“My photography is not just for recreation, it is to inspire people to explore these areas." -- Yang Lu
Photo by Yang Lu (www.sharetheexperience.org).
The plantings of cherry trees originated in 1912 as a gift of friendship to the People of the United States from the People of Japan. In Japan, the flowering cherry tree, or "Sakura," is an exalted flowering plant. The beauty of the cherry blossom is a potent symbol equated with the evanescence of human life and epitomizes the transformation of Japanese culture throughout the ages.
Interior Indian Affairs Official Speaks on Indigenous Rights at United Nations

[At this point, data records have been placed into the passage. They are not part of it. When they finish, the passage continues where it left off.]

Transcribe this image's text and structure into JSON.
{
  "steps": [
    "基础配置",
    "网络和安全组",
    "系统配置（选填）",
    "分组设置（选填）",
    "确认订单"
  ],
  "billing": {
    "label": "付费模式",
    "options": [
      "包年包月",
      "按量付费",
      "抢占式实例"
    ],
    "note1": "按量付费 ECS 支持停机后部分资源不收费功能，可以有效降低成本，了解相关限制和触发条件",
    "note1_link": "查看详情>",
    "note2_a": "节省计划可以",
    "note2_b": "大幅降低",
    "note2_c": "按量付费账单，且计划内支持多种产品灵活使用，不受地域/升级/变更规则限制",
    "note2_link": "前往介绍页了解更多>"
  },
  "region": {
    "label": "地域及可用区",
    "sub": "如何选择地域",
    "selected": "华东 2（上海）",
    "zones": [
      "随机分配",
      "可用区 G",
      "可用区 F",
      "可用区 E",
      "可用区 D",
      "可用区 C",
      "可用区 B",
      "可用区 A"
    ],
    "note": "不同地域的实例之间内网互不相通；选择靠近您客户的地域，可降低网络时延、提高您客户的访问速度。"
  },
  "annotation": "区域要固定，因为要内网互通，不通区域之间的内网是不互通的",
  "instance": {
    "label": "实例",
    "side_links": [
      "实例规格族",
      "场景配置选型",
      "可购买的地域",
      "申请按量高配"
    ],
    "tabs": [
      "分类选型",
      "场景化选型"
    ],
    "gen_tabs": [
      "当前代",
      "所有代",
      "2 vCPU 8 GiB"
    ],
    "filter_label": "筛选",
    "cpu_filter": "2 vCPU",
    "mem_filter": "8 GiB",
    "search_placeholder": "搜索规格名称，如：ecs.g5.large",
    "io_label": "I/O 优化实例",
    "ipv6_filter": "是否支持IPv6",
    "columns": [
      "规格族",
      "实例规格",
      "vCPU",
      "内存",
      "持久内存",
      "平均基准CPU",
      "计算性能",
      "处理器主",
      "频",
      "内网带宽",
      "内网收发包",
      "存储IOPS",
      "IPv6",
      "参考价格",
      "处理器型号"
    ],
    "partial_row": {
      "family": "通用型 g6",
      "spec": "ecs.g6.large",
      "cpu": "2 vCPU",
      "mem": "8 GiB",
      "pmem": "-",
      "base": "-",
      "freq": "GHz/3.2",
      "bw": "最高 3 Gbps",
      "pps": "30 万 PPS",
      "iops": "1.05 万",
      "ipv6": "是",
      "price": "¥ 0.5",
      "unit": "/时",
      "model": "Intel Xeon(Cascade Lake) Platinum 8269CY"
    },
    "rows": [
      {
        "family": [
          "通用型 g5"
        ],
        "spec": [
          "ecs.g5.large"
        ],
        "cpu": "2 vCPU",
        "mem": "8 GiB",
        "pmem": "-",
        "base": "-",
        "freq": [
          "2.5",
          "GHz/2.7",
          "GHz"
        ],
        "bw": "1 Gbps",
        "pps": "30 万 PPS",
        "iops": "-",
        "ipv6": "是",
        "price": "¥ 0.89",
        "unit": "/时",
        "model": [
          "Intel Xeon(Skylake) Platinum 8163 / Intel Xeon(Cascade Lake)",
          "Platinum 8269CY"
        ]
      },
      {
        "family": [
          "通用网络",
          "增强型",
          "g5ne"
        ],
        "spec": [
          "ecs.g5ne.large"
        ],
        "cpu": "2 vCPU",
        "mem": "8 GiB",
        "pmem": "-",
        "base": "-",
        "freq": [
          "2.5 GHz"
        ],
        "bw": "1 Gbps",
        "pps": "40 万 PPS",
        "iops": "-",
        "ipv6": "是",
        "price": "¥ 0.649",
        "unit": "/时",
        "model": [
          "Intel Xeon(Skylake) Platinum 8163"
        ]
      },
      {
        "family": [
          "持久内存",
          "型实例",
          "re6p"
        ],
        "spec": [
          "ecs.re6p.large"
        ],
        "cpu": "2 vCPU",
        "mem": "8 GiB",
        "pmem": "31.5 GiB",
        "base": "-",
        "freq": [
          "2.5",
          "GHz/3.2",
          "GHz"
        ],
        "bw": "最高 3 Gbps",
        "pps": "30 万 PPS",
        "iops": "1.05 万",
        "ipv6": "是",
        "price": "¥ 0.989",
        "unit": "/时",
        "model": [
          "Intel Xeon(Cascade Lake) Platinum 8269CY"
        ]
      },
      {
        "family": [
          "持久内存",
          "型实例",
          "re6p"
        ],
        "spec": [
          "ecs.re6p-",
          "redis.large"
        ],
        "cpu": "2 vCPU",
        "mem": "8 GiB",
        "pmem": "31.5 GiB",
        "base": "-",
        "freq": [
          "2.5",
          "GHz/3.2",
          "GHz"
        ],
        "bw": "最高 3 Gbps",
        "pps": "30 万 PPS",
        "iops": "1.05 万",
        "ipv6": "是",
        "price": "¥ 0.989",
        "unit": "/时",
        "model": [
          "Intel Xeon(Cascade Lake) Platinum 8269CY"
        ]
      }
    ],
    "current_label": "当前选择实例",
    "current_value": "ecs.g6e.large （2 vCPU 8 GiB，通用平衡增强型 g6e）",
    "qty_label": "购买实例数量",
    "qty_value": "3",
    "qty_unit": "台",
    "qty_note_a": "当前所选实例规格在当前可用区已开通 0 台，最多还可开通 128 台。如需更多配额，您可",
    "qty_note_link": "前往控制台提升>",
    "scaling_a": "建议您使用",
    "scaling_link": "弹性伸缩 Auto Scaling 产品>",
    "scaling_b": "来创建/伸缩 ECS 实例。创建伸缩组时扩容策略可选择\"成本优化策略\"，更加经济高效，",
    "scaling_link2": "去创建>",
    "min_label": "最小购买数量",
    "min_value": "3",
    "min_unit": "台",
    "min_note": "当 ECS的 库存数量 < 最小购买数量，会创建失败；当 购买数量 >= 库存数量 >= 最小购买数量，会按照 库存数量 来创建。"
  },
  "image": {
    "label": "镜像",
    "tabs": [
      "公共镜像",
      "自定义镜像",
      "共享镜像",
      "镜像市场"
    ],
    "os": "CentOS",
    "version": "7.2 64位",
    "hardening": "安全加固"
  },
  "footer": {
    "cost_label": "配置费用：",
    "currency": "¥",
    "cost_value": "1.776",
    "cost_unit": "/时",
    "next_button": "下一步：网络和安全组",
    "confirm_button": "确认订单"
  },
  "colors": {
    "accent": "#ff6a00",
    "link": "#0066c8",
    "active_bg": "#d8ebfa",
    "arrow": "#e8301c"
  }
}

Office of the Secretary
NEW YORK, NY — Donald “Del” Laverdure, Principal Deputy Assistant Secretary of the Interior for Indian Affairs, today addressed the United Nations on U.S. support for the UN Declaration on the Rights of Indigenous Peoples. He emphasized that President Obama holds his Administration to a high standard of action on Native American issues.
Laverdure's remarks at the Tenth Session of the United Nations Permanent Forum on Indigenous Issues followed a statement at Monday's opening session by Kimberly Teehee, Senior Policy Advisor for Native American Affairs in the Domestic Policy Council at the White House. Laverdure's appearance represented the first time that an Interior official has spoken at this forum.
Teehee, a member of the Cherokee Nation, and Laverdure, a member of the Crow Nation, both emphasized President Obama's statement when he announced U.S. support for the Declaration on the Rights of Indigenous Peoples on December 16, 2010 at the second White House Tribal Nations Conference. “What matters far more than words -- what matters far more than any resolution or declaration – are actions to match those words,” the President stressed in the December announcement.
Laverdure reaffirmed that the United States is committed to actions that provide meaningful improvement to the lives of Native Americans. He wore his family headdress to commemorate President Obama's adoption by the Crow Nation.